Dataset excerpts
-- Opening Marker --

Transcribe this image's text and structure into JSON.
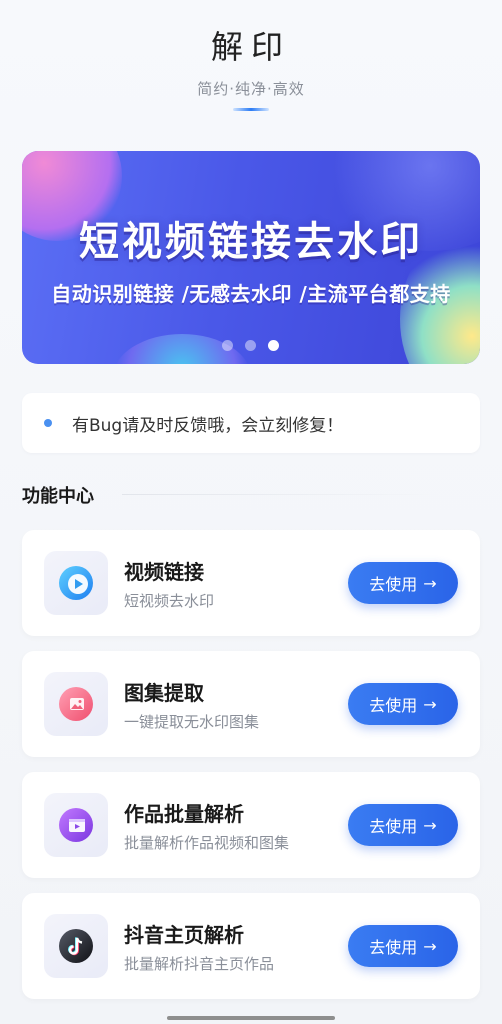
{
  "header": {
    "title": "解印",
    "subtitle": "简约·纯净·高效"
  },
  "banner": {
    "title": "短视频链接去水印",
    "subtitle": "自动识别链接 /无感去水印 /主流平台都支持",
    "dot_count": 3,
    "active_dot": 3
  },
  "notice": {
    "text": "有Bug请及时反馈哦，会立刻修复！"
  },
  "section": {
    "title": "功能中心"
  },
  "features": [
    {
      "title": "视频链接",
      "desc": "短视频去水印",
      "button": "去使用",
      "icon": "video-play-icon",
      "color": "#2f9cf0"
    },
    {
      "title": "图集提取",
      "desc": "一键提取无水印图集",
      "button": "去使用",
      "icon": "image-icon",
      "color": "#f0607a"
    },
    {
      "title": "作品批量解析",
      "desc": "批量解析作品视频和图集",
      "button": "去使用",
      "icon": "video-frame-icon",
      "color": "#8c4ae8"
    },
    {
      "title": "抖音主页解析",
      "desc": "批量解析抖音主页作品",
      "button": "去使用",
      "icon": "tiktok-icon",
      "color": "#1a1a1f"
    }
  ]
}
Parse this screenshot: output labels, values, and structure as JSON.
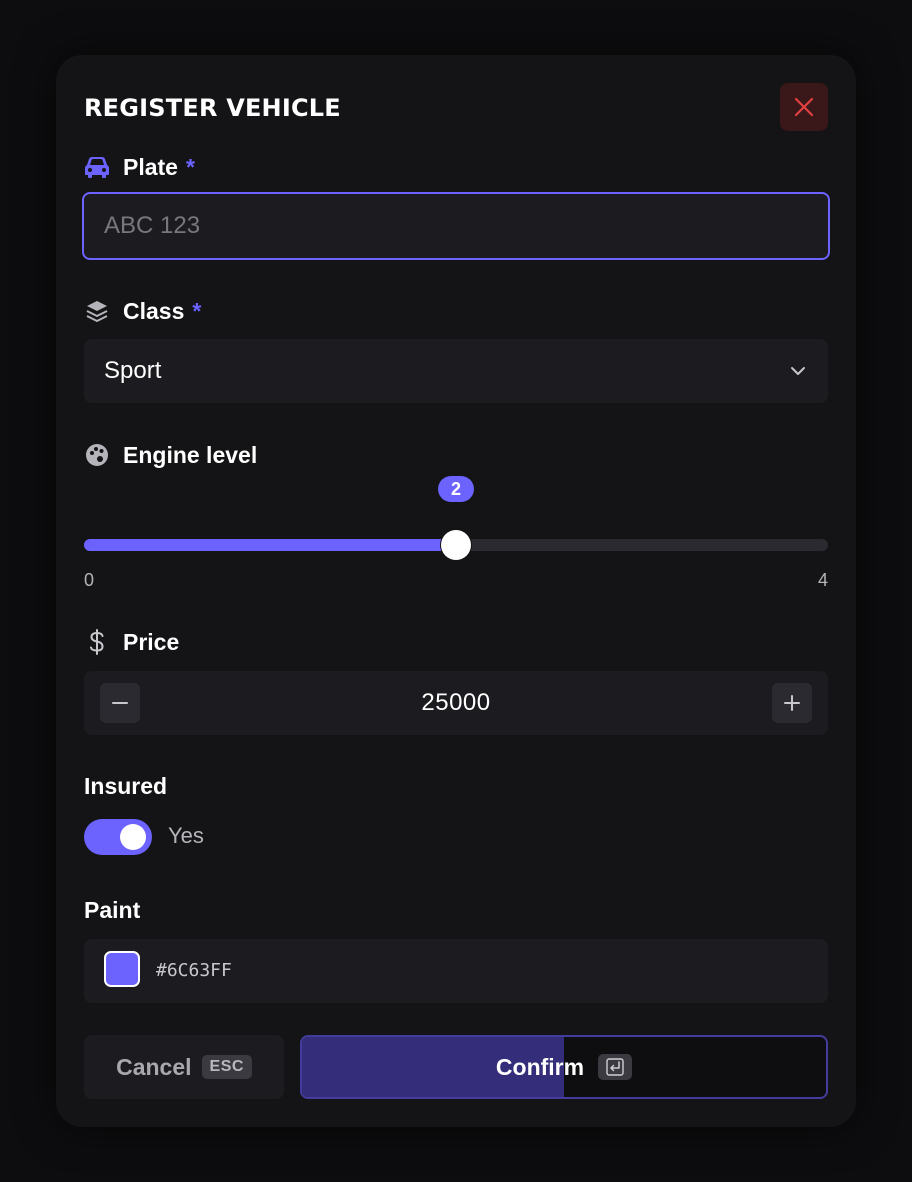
{
  "dialog": {
    "title": "REGISTER VEHICLE"
  },
  "plate": {
    "label": "Plate",
    "required_mark": "*",
    "placeholder": "ABC 123",
    "value": "",
    "icon": "car-icon"
  },
  "vehicle_class": {
    "label": "Class",
    "required_mark": "*",
    "selected": "Sport",
    "icon": "layers-icon"
  },
  "engine": {
    "label": "Engine level",
    "icon": "palette-icon",
    "value": 2,
    "value_label": "2",
    "min": 0,
    "max": 4,
    "min_label": "0",
    "max_label": "4"
  },
  "price": {
    "label": "Price",
    "icon": "dollar-icon",
    "value": "25000"
  },
  "insured": {
    "label": "Insured",
    "on": true,
    "state_label": "Yes"
  },
  "paint": {
    "label": "Paint",
    "value": "#6C63FF",
    "display_value": "#6C63FF"
  },
  "actions": {
    "cancel_label": "Cancel",
    "cancel_key": "ESC",
    "confirm_label": "Confirm",
    "confirm_progress": 0.5
  },
  "colors": {
    "accent": "#6c63ff",
    "close_icon": "#e0413f"
  }
}
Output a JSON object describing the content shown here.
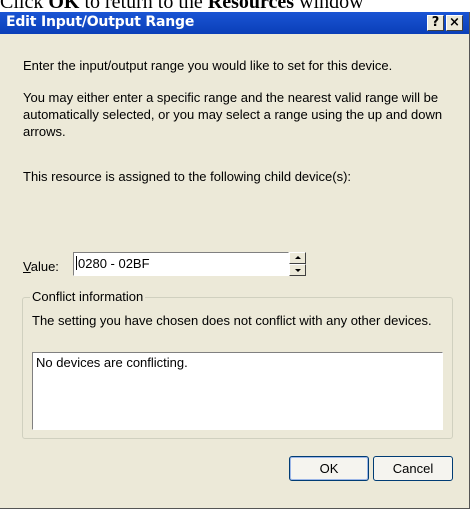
{
  "page_caption": {
    "prefix": "Click ",
    "bold1": "OK",
    "middle": " to return to the ",
    "bold2": "Resources",
    "suffix": " window"
  },
  "dialog": {
    "title": "Edit Input/Output Range",
    "help_button": "?",
    "close_button": "×",
    "intro": "Enter the input/output range you would like to set for this device.",
    "instructions": "You may either enter a specific range and the nearest valid range will be automatically selected, or you may select a range using the up and down arrows.",
    "assigned_text": "This resource is assigned to the following child device(s):",
    "value_label_prefix": "V",
    "value_label_rest": "alue:",
    "value": "0280 - 02BF",
    "conflict_group_label": "Conflict information",
    "conflict_message": "The setting you have chosen does not conflict with any other devices.",
    "conflict_list": "No devices are conflicting.",
    "ok_label": "OK",
    "cancel_label": "Cancel"
  }
}
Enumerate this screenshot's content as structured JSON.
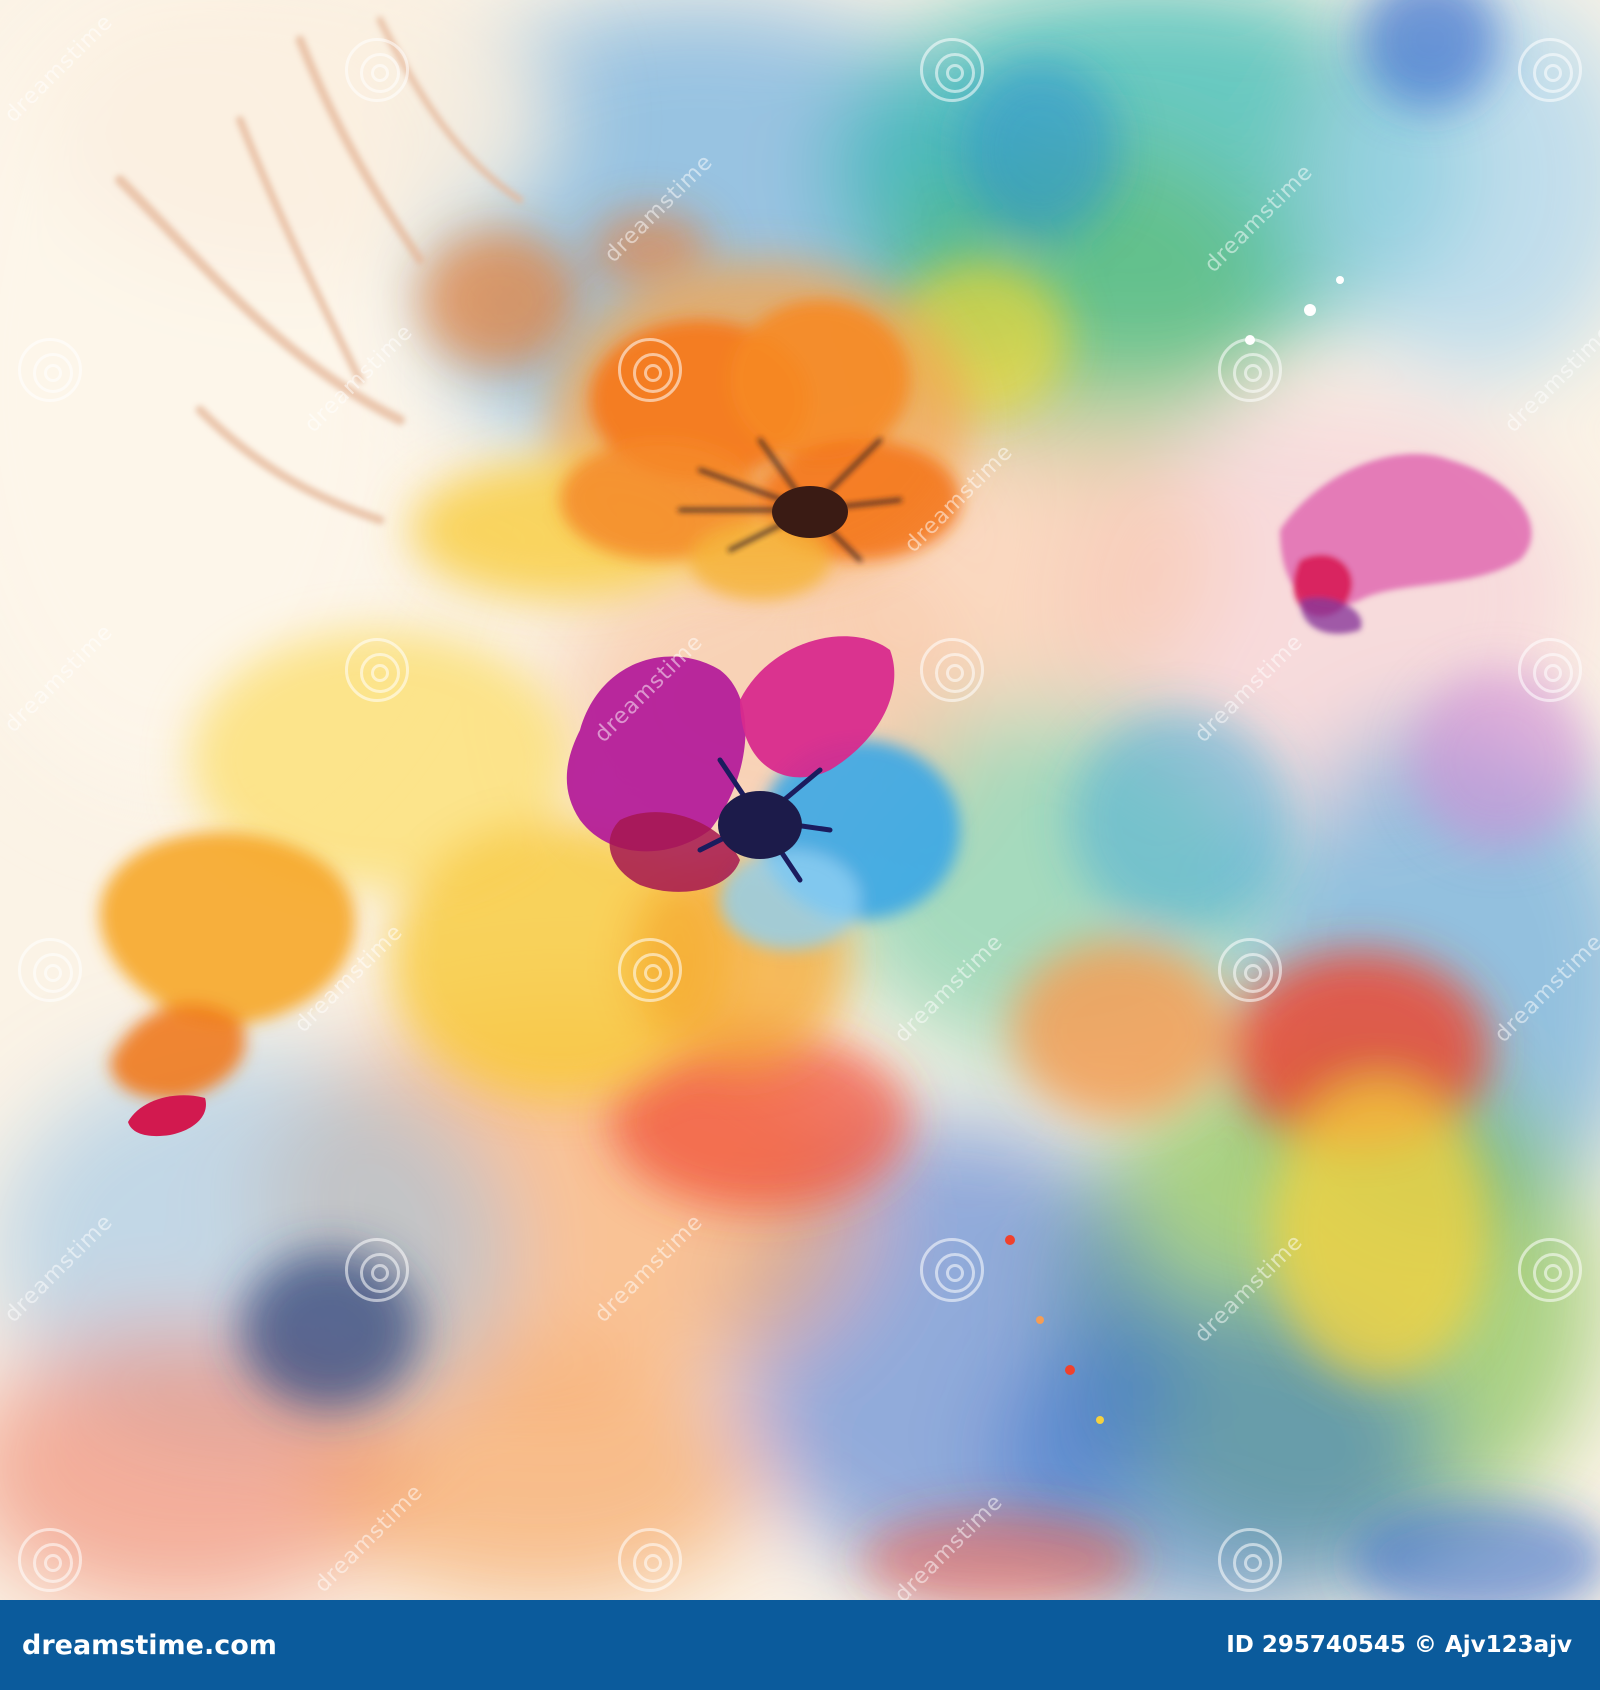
{
  "image": {
    "subject": "abstract watercolor flowers",
    "palette": {
      "orange": "#f47a1c",
      "magenta": "#c0188f",
      "pink": "#e0488a",
      "yellow": "#f8c93a",
      "sky_blue": "#3ba7e6",
      "teal": "#2bb7b0",
      "green": "#5dbb6a",
      "red": "#f0412c",
      "cream": "#fbf3e6"
    }
  },
  "watermark": {
    "text": "dreamstime"
  },
  "footer": {
    "site": "dreamstime.com",
    "id_text": "ID 295740545 © Ajv123ajv",
    "background": "#0b5b9c"
  }
}
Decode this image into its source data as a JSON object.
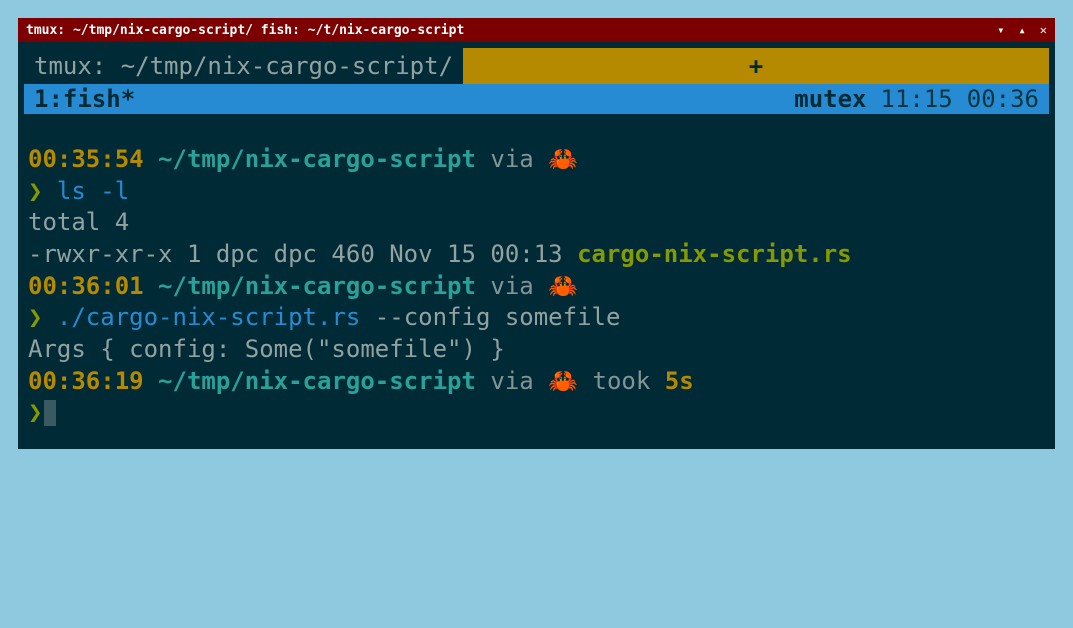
{
  "titlebar": {
    "text": "tmux: ~/tmp/nix-cargo-script/ fish: ~/t/nix-cargo-script"
  },
  "tabs": {
    "active_label": "tmux: ~/tmp/nix-cargo-script/",
    "new_tab_label": "+"
  },
  "statusbar": {
    "window": "1:fish*",
    "hostname": "mutex",
    "date": "11:15",
    "time": "00:36"
  },
  "lines": {
    "l1_time": "00:35:54",
    "l1_path": "~/tmp/nix-cargo-script",
    "l1_via": " via ",
    "l1_icon": "🦀",
    "l2_prompt": "❯",
    "l2_cmd": " ls -l",
    "l3": "total 4",
    "l4_perm": "-rwxr-xr-x 1 dpc dpc 460 Nov 15 00:13 ",
    "l4_file": "cargo-nix-script.rs",
    "l5_time": "00:36:01",
    "l5_path": "~/tmp/nix-cargo-script",
    "l5_via": " via ",
    "l5_icon": "🦀",
    "l6_prompt": "❯",
    "l6_cmd": " ./cargo-nix-script.rs",
    "l6_args": " --config somefile",
    "l7": "Args { config: Some(\"somefile\") }",
    "l8_time": "00:36:19",
    "l8_path": "~/tmp/nix-cargo-script",
    "l8_via": " via ",
    "l8_icon": "🦀",
    "l8_took": " took ",
    "l8_dur": "5s",
    "l9_prompt": "❯"
  }
}
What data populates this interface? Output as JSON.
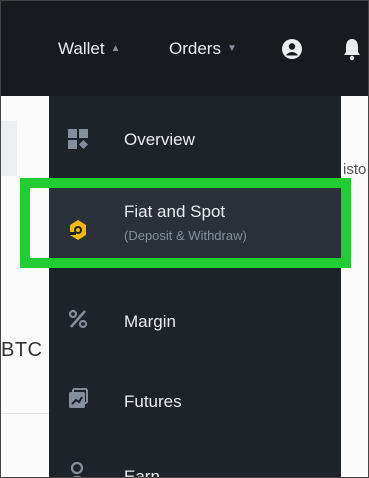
{
  "nav": {
    "wallet_label": "Wallet",
    "orders_label": "Orders",
    "wallet_caret": "▲",
    "orders_caret": "▼",
    "user_icon": "user-circle-icon",
    "bell_icon": "bell-icon"
  },
  "background": {
    "right_text": "isto",
    "left_text": "BTC"
  },
  "menu": {
    "items": [
      {
        "label": "Overview",
        "icon": "grid-icon"
      },
      {
        "label": "Fiat and Spot",
        "sublabel": "(Deposit & Withdraw)",
        "icon": "fiat-spot-icon"
      },
      {
        "label": "Margin",
        "icon": "percent-icon"
      },
      {
        "label": "Futures",
        "icon": "futures-icon"
      },
      {
        "label": "Earn",
        "icon": "earn-icon"
      }
    ]
  },
  "colors": {
    "topbar": "#181a20",
    "menu_bg": "#1e2329",
    "active_item": "#2b3139",
    "highlight_border": "#22cc33",
    "brand_yellow": "#f0b90b",
    "text_primary": "#eaecef",
    "text_secondary": "#848e9c"
  }
}
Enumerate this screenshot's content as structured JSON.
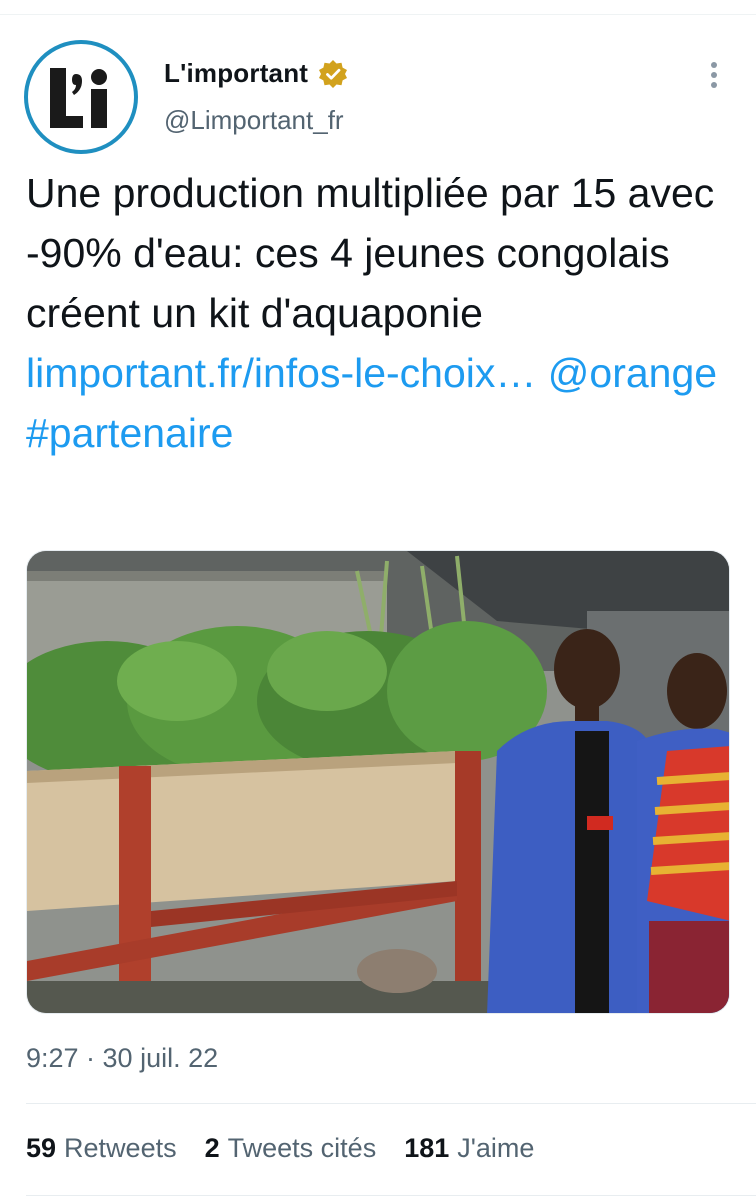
{
  "account": {
    "display_name": "L'important",
    "handle": "@Limportant_fr",
    "avatar_text": "L'i",
    "verified_icon": "verified-badge-icon",
    "accent_color": "#1f8fc0"
  },
  "tweet": {
    "text_plain": "Une production multipliée par 15 avec -90% d'eau: ces 4 jeunes congolais créent un kit d'aquaponie",
    "link": "limportant.fr/infos-le-choix…",
    "mention": "@orange",
    "hashtag": "#partenaire",
    "link_color": "#1d9bf0",
    "media": "photo-two-men-beside-aquaponics-planter"
  },
  "meta": {
    "timestamp": "9:27 · 30 juil. 22"
  },
  "stats": {
    "retweets_count": "59",
    "retweets_label": "Retweets",
    "quotes_count": "2",
    "quotes_label": "Tweets cités",
    "likes_count": "181",
    "likes_label": "J'aime"
  }
}
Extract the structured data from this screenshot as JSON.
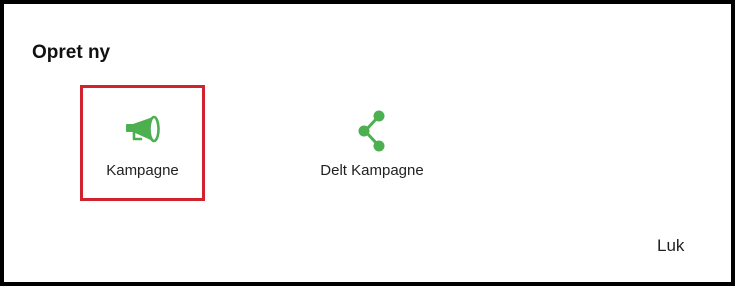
{
  "dialog": {
    "title": "Opret ny",
    "close_label": "Luk"
  },
  "options": [
    {
      "label": "Kampagne",
      "icon": "megaphone-icon",
      "selected": true
    },
    {
      "label": "Delt Kampagne",
      "icon": "share-icon",
      "selected": false
    }
  ],
  "colors": {
    "icon_green": "#4caf50",
    "selection_red": "#d0232f",
    "border": "#000000"
  }
}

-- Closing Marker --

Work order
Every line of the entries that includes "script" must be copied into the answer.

Final answer
    "text": "tmux: ~/tmp/nix-cargo-script/ fish: ~/t/nix-cargo-script"
    "active_label": "tmux: ~/tmp/nix-cargo-script/",
    "l1_path": "~/tmp/nix-cargo-script",
    "l4_file": "cargo-nix-script.rs",
    "l5_path": "~/tmp/nix-cargo-script",
    "l6_cmd": " ./cargo-nix-script.rs",
    "l8_path": "~/tmp/nix-cargo-script",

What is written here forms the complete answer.